I got to say, I’m really liking this approach for handling data packing as well as multi threading concerns. It also plays very well with the actual cache line architecture of modern CPUs.
There is also the KeyHash struct, whose heart is this:
So far, this lines us very neatly to how the FASTER paper talks about things. Given a KeyHash, here is how you get it’s bucket:
This simply index into the buckets_ array by taking the (size_ –1) bits from the hash itself. That tells me that the FASTER structure is very sensitive to the choice of hash function that will be used. This SO answer has some amazing detail on analysis of the output of hash functions with different outputs, which can give you some idea about why this matters so much. This post is an in depth discussion of this, as well of why the choice of hash function matters. This is enough for me to stop everything and try to find what kind of hash function is actually being used here.
The user get to define their own hash function, and if they do so badly (for example, use the identity function since they have an 8 bytes value and they need an 8 bytes hash) that is going to be fun. The function that they seem to be using in their examples is this one:
A bit of searching on the interweb didn’t narrow it down to something specific, it may be something that they wrote specifically for that. Given that the paper doesn’t mention this, it doesn’t seem to be something special.
Given that 40343 is a prime, it seems like a pretty common pattern of multiple by a prime with each 16 bits portion of the key. The idea is that the multiplication by prime will spread the bits around.

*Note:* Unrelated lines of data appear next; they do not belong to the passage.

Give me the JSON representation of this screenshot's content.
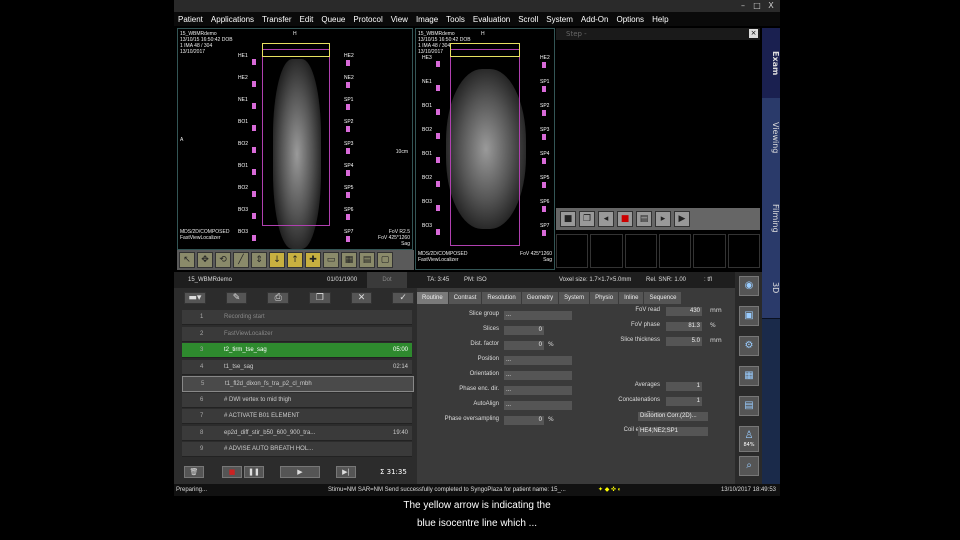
{
  "window": {
    "minimize": "–",
    "maximize": "□",
    "close": "X"
  },
  "menu": [
    "Patient",
    "Applications",
    "Transfer",
    "Edit",
    "Queue",
    "Protocol",
    "View",
    "Image",
    "Tools",
    "Evaluation",
    "Scroll",
    "System",
    "Add-On",
    "Options",
    "Help"
  ],
  "viewer1": {
    "header": "15_WBMRdemo\n13/10/15 16:50:42 DOB\n1 IMA 48 / 304\n13/10/2017",
    "footer": "MDS/2D/COMPOSED\nFastViewLocalizer",
    "right_info": "FoV R2.5\nFoV 425*1260\nSag",
    "scale": "10cm",
    "orient_top": "H",
    "orient_left": "A",
    "labels": [
      "HE1",
      "HE2",
      "NE1",
      "BO1",
      "BO2",
      "BO1",
      "BO2",
      "BO3",
      "BO3"
    ],
    "labels_right": [
      "HE2",
      "NE2",
      "SP1",
      "SP2",
      "SP3",
      "SP4",
      "SP5",
      "SP6",
      "SP7"
    ]
  },
  "viewer2": {
    "header": "15_WBMRdemo\n13/10/15 16:50:42 DOB\n1 IMA 48 / 304\n13/10/2017",
    "footer": "MDS/2D/COMPOSED\nFastViewLocalizer",
    "orient_top": "H",
    "right_info": "FoV 425*1260\nSag",
    "labels": [
      "HE3",
      "NE1",
      "BO1",
      "BO2",
      "BO1",
      "BO2",
      "BO3",
      "BO3"
    ],
    "labels_right": [
      "HE2",
      "SP1",
      "SP2",
      "SP3",
      "SP4",
      "SP5",
      "SP6",
      "SP7"
    ]
  },
  "step_panel": {
    "title": "Step -"
  },
  "side_tabs": [
    "Exam",
    "Viewing",
    "Filming",
    "3D"
  ],
  "info_bar": {
    "patient": "15_WBMRdemo",
    "date": "01/01/1900",
    "dot": "Dot",
    "ta": "TA: 3:45",
    "pm": "PM: ISO",
    "voxel": "Voxel size: 1.7×1.7×5.0mm",
    "snr": "Rel. SNR: 1.00",
    "seq": ": tfl"
  },
  "protocol_list": [
    {
      "n": "1",
      "name": "Recording start",
      "time": "",
      "state": "dim"
    },
    {
      "n": "2",
      "name": "FastViewLocalizer",
      "time": "",
      "state": "dim"
    },
    {
      "n": "3",
      "name": "t2_tirm_tse_sag",
      "time": "05:00",
      "state": "green"
    },
    {
      "n": "4",
      "name": "t1_tse_sag",
      "time": "02:14",
      "state": "normal"
    },
    {
      "n": "5",
      "name": "t1_fl2d_dixon_fs_tra_p2_cl_mbh",
      "time": "",
      "state": "sel"
    },
    {
      "n": "6",
      "name": "# DWI vertex to mid thigh",
      "time": "",
      "state": "normal"
    },
    {
      "n": "7",
      "name": "# ACTIVATE B01 ELEMENT",
      "time": "",
      "state": "normal"
    },
    {
      "n": "8",
      "name": "ep2d_diff_stir_b50_600_900_tra...",
      "time": "19:40",
      "state": "normal"
    },
    {
      "n": "9",
      "name": "# ADVISE AUTO BREATH HOL...",
      "time": "",
      "state": "normal"
    }
  ],
  "total_time": "Σ 31:35",
  "param_tabs": [
    "Routine",
    "Contrast",
    "Resolution",
    "Geometry",
    "System",
    "Physio",
    "Inline",
    "Sequence"
  ],
  "params_left": [
    {
      "label": "Slice group",
      "value": "...",
      "unit": ""
    },
    {
      "label": "Slices",
      "value": "0",
      "unit": ""
    },
    {
      "label": "Dist. factor",
      "value": "0",
      "unit": "%"
    },
    {
      "label": "Position",
      "value": "...",
      "unit": ""
    },
    {
      "label": "Orientation",
      "value": "...",
      "unit": ""
    },
    {
      "label": "Phase enc. dir.",
      "value": "...",
      "unit": ""
    },
    {
      "label": "AutoAlign",
      "value": "...",
      "unit": ""
    },
    {
      "label": "Phase oversampling",
      "value": "0",
      "unit": "%"
    }
  ],
  "params_right": [
    {
      "label": "FoV read",
      "value": "430",
      "unit": "mm"
    },
    {
      "label": "FoV phase",
      "value": "81.3",
      "unit": "%"
    },
    {
      "label": "Slice thickness",
      "value": "5.0",
      "unit": "mm"
    },
    {
      "label": "Averages",
      "value": "1",
      "unit": ""
    },
    {
      "label": "Concatenations",
      "value": "1",
      "unit": ""
    },
    {
      "label": "Filter",
      "value": "Distortion Corr.(2D)...",
      "unit": ""
    },
    {
      "label": "Coil elements",
      "value": "HE4;NE2;SP1",
      "unit": ""
    }
  ],
  "right_icon_pct": "84%",
  "status": {
    "left": "Preparing...",
    "center": "Stimu=NM SAR=NM Send successfully completed to SyngoPlaza for patient name: 15_...",
    "datetime": "13/10/2017 18:49:53"
  },
  "subtitle": [
    "The yellow arrow is indicating the",
    "blue isocentre line which ..."
  ]
}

No idea how high the quality of this hash function is, since actual analysis would take at least a few hours. At least at a glance, it doesn’t seem to be awful, but I do wonder whatever something like FNV-1. In fact, this is very similar, but with different prime and offset and with addition instead of XOR.
The actual InternalHashTable class doesn’t actually do something, there are a few functions around checkpointing and recovery, but they aren’t very interesting at this point. I’m going back to actually working with the has table and looked at how reads work. They end up in the InternalRead method which does the majority of the work inside the FindEntry function. The first thing that happens there is:

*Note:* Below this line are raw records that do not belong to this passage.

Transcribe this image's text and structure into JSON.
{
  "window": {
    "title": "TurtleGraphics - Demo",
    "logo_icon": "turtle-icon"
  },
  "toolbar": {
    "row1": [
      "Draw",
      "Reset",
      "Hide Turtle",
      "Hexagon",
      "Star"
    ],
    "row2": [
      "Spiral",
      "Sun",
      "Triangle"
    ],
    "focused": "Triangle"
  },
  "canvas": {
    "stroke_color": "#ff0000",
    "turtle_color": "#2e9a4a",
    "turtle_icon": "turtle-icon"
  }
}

The first line is there to handle growing the hash table on the fly and will be ignored for now. As you can see, this basically just gives me the relevant bucket. Here is the next stage, once we have a bucket, we need to find the relevant entry that matches what we are looking for. Here is the code:
You can see that there are a bunch of stuff going on here. First, we run over the known entries in the bucket, trying to find an entry with the same tag. You can see the tentative usage, which is used to sync up between concurrent readers and writers. There may be more items in the bucket than we have space for, so there is also the concept of overflow. This is basically a linked list of 7 items at a time and likely to be pretty fast (frequently already in the higher tiers of the cache for commonly accessed data).
Now that we have the entry, let’s see what is done with it. I’m currently reading through the InternalRead code. Just finding the matching hash doesn’t really help us, we may have hash collisions, this is handled here:
This is the first time that we actually run into the hybrid log (hlog here). But the basic idea is pretty obvious. Either the key match, or we have a pointer to the previous entry. I’m not seeing any handling of complete mismatch, though. I’m pretty sure that this is a bug (the behavior is different in the C# version).
This is enough for now, from here the InternalRead code is starting to do things with the hlog, state machine, etc. I’m going to handle that in a separate post.
More posts in "Reviewing FASTER" series:
- (06 Sep 2018) Summary
- (05 Sep 2018) When the data hits the disk
- (04 Sep 2018) Reading data from disk
- (03 Sep 2018) The hash structure
- (31 Aug 2018) Working with the file system
- (30 Aug 2018) Digging into the C++ impl
- (29 Aug 2018) Let’s check these numbers
- (28 Aug 2018) Let’s start with managed code
- (27 Aug 2018) Reading the paper